Whithorn Burns Supper Back row L to R; Piper Cameron Stewart, Douglas Ballantyne, President Rory Christie and Joe McMillian. Front row L to R; John Nisbet, Robin Davidson and Ted Brown.

St Ninian’s Hall, Isle of Whithorn, saw the Whithorn Burns Club return for their annual gathering on Friday 27th January to celebrate the birth of the national bard, Robert Burns.

Norman Gerrish and Cameron Stewart paraded and piped the humble haggis as it entered the hall to mark the beginning of the festivities. Cameron also had the honour of addressing the beast and did so in his usual no nonsense manner. Joe McMillan said grace before the diners enjoyed the exceptional supper, provided by Caroline McCornick and her finely tuned team.

Robin Davidson of Whauphill led the post supper revelry with his inaugural Immortal Memory. Davidson delivered an interesting and thoroughly researched offering by comparing and dissecting the conceptual ideas of Burns (1759-1796), scholar William Tynedale (1494-1536), political reformer Thomas Muir (1765-1799), revolutionary Maximilien Robespierre (1758-1794) and novelist James Joyce (1882-1941). A splendid maiden voyage.

John Nisbet, the piper, biker and reciter from Eyemouth, kicked off with his version of Robert Burns’ Tam o’ Shanter. Nisbet certainly mastered the St. Ninian’s Hall acoustic system with a perfect rendition of Burns’ famous drinking tale. Later in the evening John took to the mic again to give another flawless performance with his recitation of Death and Doctor Hornbook.

Ted Brown from Milaries, Whauphill, proved to be a star turn with his toast to the Lassies. Ted’s unique wit and style provided a funny, flattering and fitting tribute to the fairer sex.

Returned Exile, Douglas Ballantyne, was next to take the stage as he toasted Bonnie Galloway.

Douglas reminisced about his times spent away from the Machars in foreign lands such as England.

It was a masterful performance intertwined with snippets of his own verse and culminating in a full reading of Bonnie Galloway.

Joe McMillan, formerly of Bute and now of Port William concluded the evening with the Omnibus toast. This toast is, essentially, a vote of thanks to all those who have helped make the occasion a success.

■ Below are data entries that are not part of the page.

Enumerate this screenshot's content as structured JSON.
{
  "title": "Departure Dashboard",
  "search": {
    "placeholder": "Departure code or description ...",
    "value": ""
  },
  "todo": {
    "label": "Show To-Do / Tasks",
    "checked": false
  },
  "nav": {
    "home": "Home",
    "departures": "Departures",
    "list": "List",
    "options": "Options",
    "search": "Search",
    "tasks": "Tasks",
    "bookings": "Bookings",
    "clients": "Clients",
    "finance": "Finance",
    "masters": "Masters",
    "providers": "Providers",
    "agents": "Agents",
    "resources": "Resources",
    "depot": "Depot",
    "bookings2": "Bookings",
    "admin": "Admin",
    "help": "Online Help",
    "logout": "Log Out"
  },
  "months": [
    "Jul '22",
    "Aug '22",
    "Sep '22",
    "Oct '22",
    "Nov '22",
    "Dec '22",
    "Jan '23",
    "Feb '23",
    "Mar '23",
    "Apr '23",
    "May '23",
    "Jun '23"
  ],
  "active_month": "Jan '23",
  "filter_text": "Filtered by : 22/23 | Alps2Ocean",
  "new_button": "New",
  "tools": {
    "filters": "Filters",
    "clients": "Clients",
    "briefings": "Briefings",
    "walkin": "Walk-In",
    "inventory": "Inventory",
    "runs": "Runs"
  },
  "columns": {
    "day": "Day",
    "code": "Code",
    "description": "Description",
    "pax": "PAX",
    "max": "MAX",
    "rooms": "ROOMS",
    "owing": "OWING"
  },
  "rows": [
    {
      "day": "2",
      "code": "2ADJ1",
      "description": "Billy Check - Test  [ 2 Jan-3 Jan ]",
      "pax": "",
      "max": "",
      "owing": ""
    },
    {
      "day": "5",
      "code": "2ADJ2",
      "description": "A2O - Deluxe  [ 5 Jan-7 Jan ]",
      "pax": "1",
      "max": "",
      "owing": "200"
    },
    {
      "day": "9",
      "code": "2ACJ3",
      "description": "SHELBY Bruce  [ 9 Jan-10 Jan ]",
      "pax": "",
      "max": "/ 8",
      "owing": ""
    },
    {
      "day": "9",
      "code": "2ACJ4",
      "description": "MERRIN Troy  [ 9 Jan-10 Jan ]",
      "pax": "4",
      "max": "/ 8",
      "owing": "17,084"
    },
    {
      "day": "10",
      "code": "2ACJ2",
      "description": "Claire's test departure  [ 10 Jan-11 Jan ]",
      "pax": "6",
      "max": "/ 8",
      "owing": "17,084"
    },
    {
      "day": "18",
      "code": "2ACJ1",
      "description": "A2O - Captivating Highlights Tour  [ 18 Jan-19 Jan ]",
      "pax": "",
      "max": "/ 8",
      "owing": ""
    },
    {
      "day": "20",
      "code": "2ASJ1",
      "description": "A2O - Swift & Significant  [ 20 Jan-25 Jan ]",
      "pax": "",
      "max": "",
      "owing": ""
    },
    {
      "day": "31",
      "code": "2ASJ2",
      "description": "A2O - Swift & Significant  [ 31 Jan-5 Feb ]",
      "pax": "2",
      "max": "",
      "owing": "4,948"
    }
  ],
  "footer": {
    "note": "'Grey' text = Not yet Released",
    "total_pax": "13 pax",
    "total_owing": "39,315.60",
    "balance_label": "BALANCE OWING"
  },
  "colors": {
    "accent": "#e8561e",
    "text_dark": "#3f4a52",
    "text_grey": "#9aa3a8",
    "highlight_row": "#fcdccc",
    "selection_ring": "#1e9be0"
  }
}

Joe certainly made the floor his own.

After impressing the company with anecdotes and observations of past (and present) employers Joe mesmerised some more with colourful language and West Coast carousing to bring the celebrations to a close.